Thursday, 4 June 2020

Meroë, Kush

Dozens of pyramids stand guard in the desert at Meroë, 150 miles north-east of Khartoum. 30m high, Sudan’s tombs were built for the elite of the kingdom of Kush which emerged as a power around the eighth century BC with its capital at Napata (Karima). Dominating the trade route between Egypt and central Africa, Kush grew in wealth and importance.

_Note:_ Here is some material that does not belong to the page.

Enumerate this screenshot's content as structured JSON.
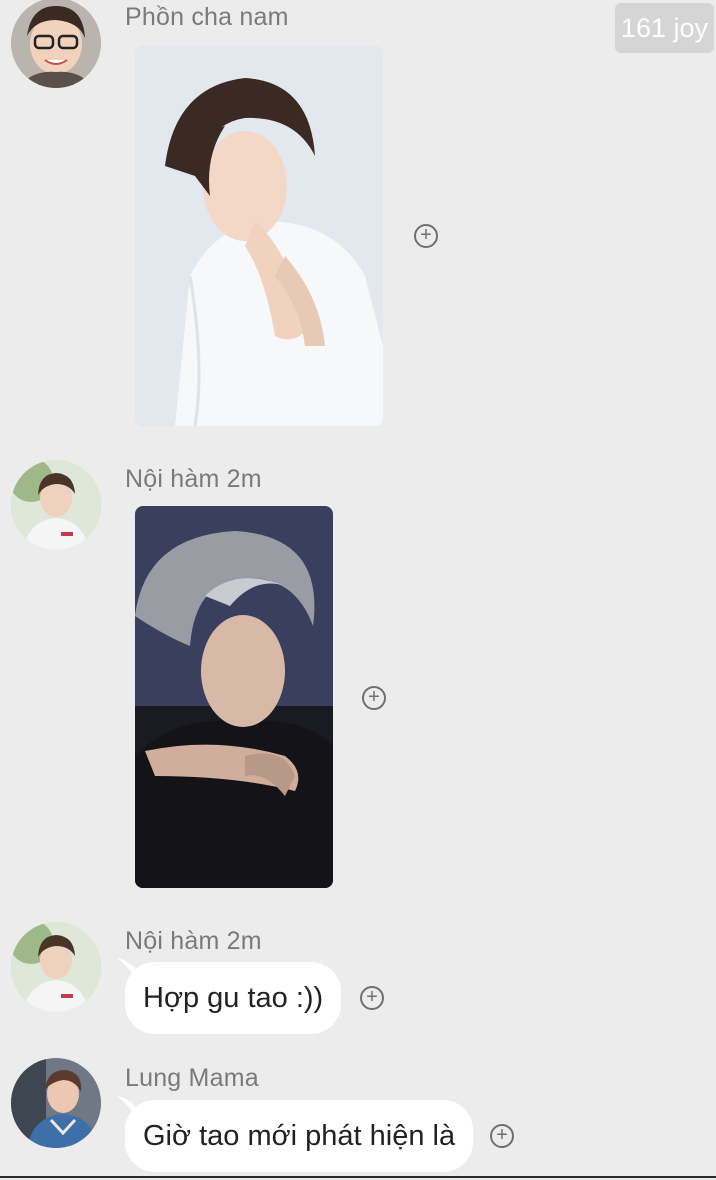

In the early seventh century BC, Qore (King) Taharqa ruled Egypt as well as Nubia (northern Sudan). Later Assyrians drove the Kushites from Egypt, and around 592 BC an Egyptian-sponsored expedition sacked Napata. The capital then transferred south to Meroë where, from around the third century, some 30 kings and eight queens were interred.
Columns etched with carvings rise among the ruins of the vast complex at Musawwarat es Sufra, south of the necropolis. A gold bracelet was looted from the pyramid of Kandake (Queen) Amanishakheto.
The Kushites were expert metalworkers. Kush waned after the third century AD. It was dealt a terminal blow around AD 320–350 when forces of King Aeizanes of Axum (Ethiopia) attacked Meroë.